How would our founding fathers view the cumbersome, painful, and prohibitively expensive election process?
A friend living in Australia recently asked me to explain our process of electing a President. As I thought about how to answer that, I realized that there is no way to adequately explain how we go about choosing a leader for whenever the next four years are. I often wonder how the founding fathers would view the cumbersome, lengthy, painful, and prohibitively expensive process we go through every two years or so and culminate every four years.
I wrote “every two years” instead of every four years as it has now become standard to commence one’s run for the office about two years or so prior to the actual date of the election (set by law as occurring on the Tuesday following the first Monday of November every four years which is November 8, 2016).
I watch this process commence earlier each four year cycle and am amazed that any single individual has the stamina and financial resources available to undertake two grueling years of this as well as subjecting his or her family to what can only be a form of torture that Torquemada would have envied.
So for an interminable length of time every word, action, and nuance a candidate has ever uttered, committed, thought is sought out, publicized, and critiqued microscopically. God forbid that a candidate should have participated in a prank in high school or college some fifty or sixty years ago. Or actually uttered a now politically incorrect pejorative or laughed at an off-color joke, or had marital difficulties or other foibles which plague we mere mortals. Such “offenses” in a candidate can be cause for vicious ridicule or the modern equivalent of the stocks and subsequent dismissal from candidacy.

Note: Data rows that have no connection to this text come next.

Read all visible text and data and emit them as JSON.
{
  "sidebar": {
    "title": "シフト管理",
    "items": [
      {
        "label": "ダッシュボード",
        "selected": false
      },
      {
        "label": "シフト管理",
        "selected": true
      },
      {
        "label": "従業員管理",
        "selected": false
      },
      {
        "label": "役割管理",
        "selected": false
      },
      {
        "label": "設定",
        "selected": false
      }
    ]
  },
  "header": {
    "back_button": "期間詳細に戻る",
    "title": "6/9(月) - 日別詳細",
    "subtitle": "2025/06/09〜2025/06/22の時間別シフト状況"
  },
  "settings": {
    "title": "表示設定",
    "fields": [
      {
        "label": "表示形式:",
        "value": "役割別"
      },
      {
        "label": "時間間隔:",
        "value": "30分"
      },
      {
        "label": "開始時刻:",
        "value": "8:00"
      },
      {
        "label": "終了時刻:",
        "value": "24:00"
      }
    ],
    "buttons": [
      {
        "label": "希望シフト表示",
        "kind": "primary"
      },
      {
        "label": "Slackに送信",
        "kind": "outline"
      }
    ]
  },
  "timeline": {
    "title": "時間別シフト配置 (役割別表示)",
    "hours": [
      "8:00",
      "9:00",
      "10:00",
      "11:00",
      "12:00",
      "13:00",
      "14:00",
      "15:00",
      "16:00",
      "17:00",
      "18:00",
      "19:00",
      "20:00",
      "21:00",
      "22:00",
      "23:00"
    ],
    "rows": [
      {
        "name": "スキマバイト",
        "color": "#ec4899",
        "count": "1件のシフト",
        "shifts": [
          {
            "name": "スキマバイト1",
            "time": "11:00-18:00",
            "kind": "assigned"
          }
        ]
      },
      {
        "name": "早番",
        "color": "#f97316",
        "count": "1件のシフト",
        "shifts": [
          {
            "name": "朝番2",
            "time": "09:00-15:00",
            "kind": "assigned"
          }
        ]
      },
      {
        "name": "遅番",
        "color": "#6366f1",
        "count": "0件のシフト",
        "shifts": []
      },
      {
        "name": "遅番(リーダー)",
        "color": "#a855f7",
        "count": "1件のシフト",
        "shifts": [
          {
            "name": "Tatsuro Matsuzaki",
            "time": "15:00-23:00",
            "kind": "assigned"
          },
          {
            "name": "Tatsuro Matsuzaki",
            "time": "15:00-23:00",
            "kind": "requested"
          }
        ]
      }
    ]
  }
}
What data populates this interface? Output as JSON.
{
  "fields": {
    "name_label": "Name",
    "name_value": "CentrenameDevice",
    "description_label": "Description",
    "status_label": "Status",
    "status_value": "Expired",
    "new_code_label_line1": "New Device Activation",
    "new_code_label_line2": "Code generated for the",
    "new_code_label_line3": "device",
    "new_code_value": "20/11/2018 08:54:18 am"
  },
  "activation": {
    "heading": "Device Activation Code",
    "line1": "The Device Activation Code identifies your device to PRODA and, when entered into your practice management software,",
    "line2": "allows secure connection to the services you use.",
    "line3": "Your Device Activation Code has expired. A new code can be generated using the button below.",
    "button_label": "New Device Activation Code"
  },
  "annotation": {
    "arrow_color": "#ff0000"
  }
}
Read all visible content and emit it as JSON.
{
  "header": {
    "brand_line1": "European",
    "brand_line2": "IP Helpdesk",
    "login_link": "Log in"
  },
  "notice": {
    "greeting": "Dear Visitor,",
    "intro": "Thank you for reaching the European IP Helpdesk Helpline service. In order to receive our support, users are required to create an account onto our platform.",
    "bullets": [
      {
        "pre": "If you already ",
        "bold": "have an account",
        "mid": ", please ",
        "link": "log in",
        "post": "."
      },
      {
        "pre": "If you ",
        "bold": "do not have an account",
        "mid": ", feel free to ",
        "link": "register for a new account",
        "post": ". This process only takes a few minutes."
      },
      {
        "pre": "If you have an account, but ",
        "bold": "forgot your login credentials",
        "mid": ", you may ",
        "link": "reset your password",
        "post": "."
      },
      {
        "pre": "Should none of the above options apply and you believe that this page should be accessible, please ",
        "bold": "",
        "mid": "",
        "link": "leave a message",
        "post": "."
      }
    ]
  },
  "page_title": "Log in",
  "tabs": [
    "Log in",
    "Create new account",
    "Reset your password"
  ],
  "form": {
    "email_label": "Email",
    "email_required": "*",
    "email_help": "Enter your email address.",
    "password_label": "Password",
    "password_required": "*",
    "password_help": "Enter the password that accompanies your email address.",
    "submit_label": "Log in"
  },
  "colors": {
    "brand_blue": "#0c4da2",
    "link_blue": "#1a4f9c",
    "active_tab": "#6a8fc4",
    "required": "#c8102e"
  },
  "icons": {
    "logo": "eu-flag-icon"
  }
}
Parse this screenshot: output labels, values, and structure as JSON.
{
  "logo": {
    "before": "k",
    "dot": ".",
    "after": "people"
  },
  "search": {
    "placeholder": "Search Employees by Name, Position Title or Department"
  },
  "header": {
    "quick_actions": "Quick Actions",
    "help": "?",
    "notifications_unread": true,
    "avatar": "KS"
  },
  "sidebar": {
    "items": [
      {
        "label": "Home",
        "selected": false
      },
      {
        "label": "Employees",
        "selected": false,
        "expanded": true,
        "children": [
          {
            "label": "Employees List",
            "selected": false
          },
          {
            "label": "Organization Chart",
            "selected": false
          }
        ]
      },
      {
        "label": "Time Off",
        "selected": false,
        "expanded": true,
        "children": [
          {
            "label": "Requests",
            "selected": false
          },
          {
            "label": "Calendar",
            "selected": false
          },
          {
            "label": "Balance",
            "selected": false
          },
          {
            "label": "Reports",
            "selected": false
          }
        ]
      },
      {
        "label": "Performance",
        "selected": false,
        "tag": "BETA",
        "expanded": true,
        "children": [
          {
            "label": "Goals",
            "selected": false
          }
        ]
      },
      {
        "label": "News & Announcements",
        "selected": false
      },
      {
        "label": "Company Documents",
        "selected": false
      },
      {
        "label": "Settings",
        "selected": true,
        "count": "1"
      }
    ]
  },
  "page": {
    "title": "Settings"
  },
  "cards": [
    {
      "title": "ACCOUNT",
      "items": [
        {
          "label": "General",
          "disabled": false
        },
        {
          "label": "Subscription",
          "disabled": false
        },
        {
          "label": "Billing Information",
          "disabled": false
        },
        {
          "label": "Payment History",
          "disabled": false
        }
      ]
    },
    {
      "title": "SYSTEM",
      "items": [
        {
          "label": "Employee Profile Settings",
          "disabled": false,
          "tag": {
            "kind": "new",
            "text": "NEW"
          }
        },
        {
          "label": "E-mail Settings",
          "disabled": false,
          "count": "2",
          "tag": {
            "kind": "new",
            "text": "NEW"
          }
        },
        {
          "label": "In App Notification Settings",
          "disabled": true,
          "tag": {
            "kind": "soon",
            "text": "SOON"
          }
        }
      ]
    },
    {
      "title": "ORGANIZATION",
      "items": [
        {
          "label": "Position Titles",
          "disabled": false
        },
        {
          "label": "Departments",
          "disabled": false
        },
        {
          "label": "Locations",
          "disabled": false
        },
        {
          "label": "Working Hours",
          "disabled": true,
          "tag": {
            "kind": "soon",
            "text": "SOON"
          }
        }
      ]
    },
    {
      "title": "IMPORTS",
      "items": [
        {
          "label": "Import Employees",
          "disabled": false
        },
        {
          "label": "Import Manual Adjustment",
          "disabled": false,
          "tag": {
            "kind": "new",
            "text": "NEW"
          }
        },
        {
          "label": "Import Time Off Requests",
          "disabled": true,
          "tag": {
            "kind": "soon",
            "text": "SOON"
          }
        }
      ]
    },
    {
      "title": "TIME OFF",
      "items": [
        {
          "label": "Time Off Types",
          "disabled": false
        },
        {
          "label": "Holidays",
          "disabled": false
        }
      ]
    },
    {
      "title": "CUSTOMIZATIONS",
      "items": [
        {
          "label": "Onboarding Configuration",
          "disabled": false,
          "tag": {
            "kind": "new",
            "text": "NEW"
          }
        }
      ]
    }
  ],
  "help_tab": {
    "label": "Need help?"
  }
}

Then of course we seem to have embraced the single issue phenomenon which isolates what a candidate may have said about or voted on for one issue that is the cause celebre of the day. What a candidate may have thought about gun control or abortion not only moves to the forefront of his or her profile, it successfully blocks out everything else the candidate may have accomplished in his or her lifetime of service. So we are often left with candidates that have successfully dodged controversy or carefully stayed on the side of the constituency they wish to please; never voting their conscience or in favor of what is for the greater good at the expense of that constituency.
The office of President is one that is definitely one of the most powerful in the world and one that, properly executed, would require towering intellect, exemplary management skills, and an assertiveness that includes tact, diplomacy, humility, and forcefulness as each arising crisis (domestic and foreign) occurs. What I have wondered for the past forty years, as we have evolved into our present quagmire of election process, is why anyone with those traits would even consider subjecting themselves to the ordeal of running for elective office of any kind, let alone the office of President.
So we, in these United States, find ourselves with an increasingly shallow slate of candidates from whom to choose our leader. We start the process so far prior to the actual election that we become bored and insensitized to the issues and the candidates, and perhaps even disgusted by the never ending advertisements that do not inform, but only attack the character of the opponent of the candidate paying an exorbitant amount for the ads.
Because of that, as a nation, we find ourselves often either voting for the lesser of two evils, or sitting out and not voting at all because the choices we have before us either disgust or bore us. (Since the elections in 1960 we have had voter turnout in Presidential elections ranging from a high of 62.77% (1960) to a low of 49.0% (1996) according to the American Presidency Project.)
We have arrived at a state in which merit counts for little in electing our President; rather we have to choose between candidates that each have great endurance, deep pockets of financing (and the obligations that accompany the donations that fund the candidacies), and are people who have led bland, errorless lives or lives that serve only one political bent. This is not the job description we would choose for the leader of one of our industries, let alone for the leader of the free world. Sadly, even tragically, this is the state I see us in today.
That has lead us to Presidents and other leaders who lead by reading the polls first, by repaying debts incurred during a candidacy, pandering to the press, and seizing on every event, tragedy, or natural disaster as an opportunity to both increase their own profile and point out how anyone in the opposition party either did, or would have, blundered in handling the specific event whether foreign or domestic.
This is how we get to the point of electing the person who leads America and much of the free world. This is the person who is supposed to serve this country and the world and not promote himself or herself while striving to position themselves for reelection as soon as the oath of office is administered.
Sadly I see us with a system that has evolved into a process where we have increasingly mediocre or worse choices for this critical office. So the answer to my friend in Australia is “I’m not sure how our system works, but I think I am unhappy with exactly what the system has become and the product it produces”.